** WORK REQUIRED **
Scan the entries below, and for each line that includes the word "matches", make a copy.

□ □ □ □ □ □ □

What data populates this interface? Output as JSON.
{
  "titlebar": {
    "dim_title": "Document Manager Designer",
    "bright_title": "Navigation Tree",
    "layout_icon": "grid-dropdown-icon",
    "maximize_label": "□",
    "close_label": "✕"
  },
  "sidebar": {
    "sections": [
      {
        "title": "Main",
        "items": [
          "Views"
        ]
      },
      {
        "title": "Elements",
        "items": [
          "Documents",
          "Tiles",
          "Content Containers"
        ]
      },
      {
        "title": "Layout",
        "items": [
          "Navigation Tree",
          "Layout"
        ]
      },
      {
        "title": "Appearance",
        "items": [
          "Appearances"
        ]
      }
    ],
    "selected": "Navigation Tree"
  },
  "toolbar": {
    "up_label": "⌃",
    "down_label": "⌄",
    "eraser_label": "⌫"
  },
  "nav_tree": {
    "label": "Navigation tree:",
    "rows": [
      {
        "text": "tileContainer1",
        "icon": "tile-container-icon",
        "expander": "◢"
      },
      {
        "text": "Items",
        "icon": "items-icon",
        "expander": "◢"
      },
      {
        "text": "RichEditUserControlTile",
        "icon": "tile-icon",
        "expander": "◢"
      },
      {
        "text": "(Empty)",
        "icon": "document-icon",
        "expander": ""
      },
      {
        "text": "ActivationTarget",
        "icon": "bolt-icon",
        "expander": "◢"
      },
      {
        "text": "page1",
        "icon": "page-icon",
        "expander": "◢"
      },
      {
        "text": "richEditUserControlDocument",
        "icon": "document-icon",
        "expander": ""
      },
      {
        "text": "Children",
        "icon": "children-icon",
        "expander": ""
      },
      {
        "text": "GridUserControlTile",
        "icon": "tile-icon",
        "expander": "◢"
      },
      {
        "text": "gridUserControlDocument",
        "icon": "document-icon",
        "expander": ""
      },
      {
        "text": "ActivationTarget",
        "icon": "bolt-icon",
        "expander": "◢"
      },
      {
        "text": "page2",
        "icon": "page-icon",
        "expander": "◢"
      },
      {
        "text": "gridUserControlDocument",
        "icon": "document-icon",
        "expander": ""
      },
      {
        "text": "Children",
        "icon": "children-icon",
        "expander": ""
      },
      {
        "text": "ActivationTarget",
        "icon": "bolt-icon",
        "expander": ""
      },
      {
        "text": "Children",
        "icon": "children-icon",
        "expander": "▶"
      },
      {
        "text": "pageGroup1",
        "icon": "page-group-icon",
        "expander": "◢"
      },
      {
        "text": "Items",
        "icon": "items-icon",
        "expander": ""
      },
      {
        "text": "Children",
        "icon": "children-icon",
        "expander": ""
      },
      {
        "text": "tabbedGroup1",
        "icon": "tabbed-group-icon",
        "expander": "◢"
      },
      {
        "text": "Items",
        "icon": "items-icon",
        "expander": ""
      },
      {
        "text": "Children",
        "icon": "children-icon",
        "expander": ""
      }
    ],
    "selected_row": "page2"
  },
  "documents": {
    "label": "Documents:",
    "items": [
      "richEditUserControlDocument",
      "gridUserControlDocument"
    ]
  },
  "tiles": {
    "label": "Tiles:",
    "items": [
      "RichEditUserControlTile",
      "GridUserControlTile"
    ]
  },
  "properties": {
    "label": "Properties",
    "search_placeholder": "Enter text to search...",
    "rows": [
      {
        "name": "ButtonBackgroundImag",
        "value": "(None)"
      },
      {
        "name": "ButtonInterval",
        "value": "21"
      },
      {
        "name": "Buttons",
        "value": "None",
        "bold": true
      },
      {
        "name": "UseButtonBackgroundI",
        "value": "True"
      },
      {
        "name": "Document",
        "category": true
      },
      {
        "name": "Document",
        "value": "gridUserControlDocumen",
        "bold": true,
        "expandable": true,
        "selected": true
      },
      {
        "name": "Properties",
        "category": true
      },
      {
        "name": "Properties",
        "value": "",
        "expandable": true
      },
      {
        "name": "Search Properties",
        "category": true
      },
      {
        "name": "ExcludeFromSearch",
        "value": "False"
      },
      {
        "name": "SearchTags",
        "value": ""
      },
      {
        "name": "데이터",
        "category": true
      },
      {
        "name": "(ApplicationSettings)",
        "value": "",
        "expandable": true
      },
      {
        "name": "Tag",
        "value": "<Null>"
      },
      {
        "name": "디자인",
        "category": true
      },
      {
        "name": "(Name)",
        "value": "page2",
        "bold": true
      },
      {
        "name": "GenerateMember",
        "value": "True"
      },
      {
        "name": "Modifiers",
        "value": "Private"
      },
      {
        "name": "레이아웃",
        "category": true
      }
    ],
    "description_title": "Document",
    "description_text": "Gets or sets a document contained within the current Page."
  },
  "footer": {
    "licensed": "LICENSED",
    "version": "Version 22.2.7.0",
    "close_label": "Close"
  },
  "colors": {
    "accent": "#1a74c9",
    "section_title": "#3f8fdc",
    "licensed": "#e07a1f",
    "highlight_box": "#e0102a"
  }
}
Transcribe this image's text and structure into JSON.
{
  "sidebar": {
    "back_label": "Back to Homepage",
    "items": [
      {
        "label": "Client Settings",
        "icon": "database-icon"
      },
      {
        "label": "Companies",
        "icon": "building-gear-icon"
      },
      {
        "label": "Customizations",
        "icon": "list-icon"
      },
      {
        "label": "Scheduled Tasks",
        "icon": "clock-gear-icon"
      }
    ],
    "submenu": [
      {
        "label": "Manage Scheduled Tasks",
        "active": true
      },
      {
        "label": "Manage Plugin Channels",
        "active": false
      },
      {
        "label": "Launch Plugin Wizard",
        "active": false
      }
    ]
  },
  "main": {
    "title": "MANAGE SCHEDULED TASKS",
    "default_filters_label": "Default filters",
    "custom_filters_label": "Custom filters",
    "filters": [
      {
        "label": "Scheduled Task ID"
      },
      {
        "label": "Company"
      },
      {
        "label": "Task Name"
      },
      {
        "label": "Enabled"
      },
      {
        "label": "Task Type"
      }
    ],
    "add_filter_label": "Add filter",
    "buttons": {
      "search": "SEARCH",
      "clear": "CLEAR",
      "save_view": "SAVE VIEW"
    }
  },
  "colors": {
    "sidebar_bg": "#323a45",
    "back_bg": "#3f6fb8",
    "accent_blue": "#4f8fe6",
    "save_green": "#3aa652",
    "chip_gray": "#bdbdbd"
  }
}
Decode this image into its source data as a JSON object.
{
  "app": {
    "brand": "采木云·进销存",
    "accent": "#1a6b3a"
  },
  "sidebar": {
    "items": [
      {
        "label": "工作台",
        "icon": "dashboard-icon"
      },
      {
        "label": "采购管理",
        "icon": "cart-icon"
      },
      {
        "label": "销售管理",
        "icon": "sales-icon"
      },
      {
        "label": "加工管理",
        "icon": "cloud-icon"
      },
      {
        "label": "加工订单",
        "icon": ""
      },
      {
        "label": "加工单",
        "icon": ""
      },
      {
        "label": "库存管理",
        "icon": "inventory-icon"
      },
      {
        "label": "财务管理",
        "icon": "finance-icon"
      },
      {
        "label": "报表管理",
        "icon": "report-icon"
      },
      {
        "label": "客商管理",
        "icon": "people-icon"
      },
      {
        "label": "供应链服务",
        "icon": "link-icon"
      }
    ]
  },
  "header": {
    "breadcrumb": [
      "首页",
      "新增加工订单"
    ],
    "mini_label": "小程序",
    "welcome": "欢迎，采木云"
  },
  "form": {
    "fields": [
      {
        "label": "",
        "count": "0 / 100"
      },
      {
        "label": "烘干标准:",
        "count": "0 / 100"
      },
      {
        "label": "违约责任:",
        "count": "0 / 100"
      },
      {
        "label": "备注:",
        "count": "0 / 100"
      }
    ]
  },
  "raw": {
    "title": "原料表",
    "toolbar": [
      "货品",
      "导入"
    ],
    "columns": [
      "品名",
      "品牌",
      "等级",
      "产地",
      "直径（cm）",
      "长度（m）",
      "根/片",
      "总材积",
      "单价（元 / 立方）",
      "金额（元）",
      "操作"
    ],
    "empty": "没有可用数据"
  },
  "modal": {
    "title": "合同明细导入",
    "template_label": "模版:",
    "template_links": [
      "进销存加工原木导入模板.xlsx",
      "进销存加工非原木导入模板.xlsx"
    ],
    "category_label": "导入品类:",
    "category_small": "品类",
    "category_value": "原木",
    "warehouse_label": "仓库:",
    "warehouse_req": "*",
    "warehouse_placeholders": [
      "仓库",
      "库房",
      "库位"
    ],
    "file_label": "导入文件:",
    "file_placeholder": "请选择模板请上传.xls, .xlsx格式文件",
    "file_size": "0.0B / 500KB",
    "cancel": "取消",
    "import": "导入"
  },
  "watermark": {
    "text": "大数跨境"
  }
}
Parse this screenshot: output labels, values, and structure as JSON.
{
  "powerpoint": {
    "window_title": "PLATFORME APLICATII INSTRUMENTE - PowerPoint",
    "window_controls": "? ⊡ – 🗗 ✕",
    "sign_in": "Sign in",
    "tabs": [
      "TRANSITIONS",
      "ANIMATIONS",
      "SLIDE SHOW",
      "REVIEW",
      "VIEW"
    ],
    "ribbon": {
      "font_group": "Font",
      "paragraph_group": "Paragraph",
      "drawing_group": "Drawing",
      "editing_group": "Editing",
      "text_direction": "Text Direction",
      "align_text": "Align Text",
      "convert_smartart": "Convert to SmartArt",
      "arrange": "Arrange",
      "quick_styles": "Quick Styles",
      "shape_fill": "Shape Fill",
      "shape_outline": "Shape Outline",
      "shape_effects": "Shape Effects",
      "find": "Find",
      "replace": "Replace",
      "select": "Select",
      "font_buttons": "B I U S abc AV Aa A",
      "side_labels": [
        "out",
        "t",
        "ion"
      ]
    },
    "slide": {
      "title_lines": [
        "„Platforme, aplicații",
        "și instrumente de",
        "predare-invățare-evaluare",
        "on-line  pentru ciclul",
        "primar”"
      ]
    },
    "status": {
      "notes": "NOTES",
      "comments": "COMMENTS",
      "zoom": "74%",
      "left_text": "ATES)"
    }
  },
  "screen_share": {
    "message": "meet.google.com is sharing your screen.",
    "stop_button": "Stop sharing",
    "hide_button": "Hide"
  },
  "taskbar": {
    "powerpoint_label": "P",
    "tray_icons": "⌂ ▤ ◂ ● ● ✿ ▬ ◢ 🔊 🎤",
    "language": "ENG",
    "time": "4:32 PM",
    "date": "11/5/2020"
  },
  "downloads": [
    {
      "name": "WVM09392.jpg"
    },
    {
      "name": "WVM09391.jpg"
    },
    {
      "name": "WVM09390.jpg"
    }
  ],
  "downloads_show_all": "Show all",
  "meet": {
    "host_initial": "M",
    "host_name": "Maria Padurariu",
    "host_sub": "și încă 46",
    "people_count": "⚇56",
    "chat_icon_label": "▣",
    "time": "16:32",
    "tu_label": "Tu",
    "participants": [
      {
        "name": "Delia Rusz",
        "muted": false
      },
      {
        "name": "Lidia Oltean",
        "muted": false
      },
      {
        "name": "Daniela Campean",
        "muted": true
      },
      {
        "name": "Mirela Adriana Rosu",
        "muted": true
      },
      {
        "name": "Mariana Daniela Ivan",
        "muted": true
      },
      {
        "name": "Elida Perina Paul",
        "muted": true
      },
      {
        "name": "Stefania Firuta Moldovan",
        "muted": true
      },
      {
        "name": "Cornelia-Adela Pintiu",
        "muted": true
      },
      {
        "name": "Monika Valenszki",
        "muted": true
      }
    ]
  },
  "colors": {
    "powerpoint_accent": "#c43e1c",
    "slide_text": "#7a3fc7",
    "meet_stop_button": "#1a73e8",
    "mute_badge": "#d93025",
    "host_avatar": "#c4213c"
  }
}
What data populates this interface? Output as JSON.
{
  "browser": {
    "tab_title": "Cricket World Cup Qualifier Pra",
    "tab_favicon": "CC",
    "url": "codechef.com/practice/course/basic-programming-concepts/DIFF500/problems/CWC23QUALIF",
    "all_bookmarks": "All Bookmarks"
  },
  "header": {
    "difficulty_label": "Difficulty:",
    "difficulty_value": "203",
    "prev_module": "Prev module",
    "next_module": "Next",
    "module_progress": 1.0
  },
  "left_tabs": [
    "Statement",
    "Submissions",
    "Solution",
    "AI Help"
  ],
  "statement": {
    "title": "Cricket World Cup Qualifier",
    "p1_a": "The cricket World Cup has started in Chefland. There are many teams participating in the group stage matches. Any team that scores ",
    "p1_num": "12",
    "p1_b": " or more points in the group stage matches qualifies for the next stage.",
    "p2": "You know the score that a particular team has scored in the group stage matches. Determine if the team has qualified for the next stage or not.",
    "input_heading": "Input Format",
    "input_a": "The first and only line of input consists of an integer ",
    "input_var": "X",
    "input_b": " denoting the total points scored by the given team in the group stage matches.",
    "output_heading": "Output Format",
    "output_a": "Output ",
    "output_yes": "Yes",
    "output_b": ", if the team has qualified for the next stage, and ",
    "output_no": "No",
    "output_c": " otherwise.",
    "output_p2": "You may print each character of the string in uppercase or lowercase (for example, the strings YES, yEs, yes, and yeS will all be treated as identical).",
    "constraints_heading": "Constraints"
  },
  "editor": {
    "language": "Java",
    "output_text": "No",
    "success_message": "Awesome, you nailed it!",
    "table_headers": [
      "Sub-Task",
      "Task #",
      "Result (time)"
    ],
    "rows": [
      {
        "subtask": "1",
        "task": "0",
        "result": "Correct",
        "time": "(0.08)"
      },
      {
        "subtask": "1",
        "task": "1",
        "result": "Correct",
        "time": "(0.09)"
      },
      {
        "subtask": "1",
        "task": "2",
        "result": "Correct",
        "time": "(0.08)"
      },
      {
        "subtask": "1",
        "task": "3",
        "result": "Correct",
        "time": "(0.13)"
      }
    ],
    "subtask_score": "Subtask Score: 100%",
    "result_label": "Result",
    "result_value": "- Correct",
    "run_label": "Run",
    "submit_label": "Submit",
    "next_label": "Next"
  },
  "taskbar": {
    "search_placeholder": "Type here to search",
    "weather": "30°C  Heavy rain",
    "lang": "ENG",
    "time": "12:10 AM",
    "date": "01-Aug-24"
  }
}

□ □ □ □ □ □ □

** RESPONSE TO THIS TASK **
    "p1_a": "The cricket World Cup has started in Chefland. There are many teams participating in the group stage matches. Any team that scores ",
    "p1_b": " or more points in the group stage matches qualifies for the next stage.",
    "p2": "You know the score that a particular team has scored in the group stage matches. Determine if the team has qualified for the next stage or not.",
    "input_b": " denoting the total points scored by the given team in the group stage matches.",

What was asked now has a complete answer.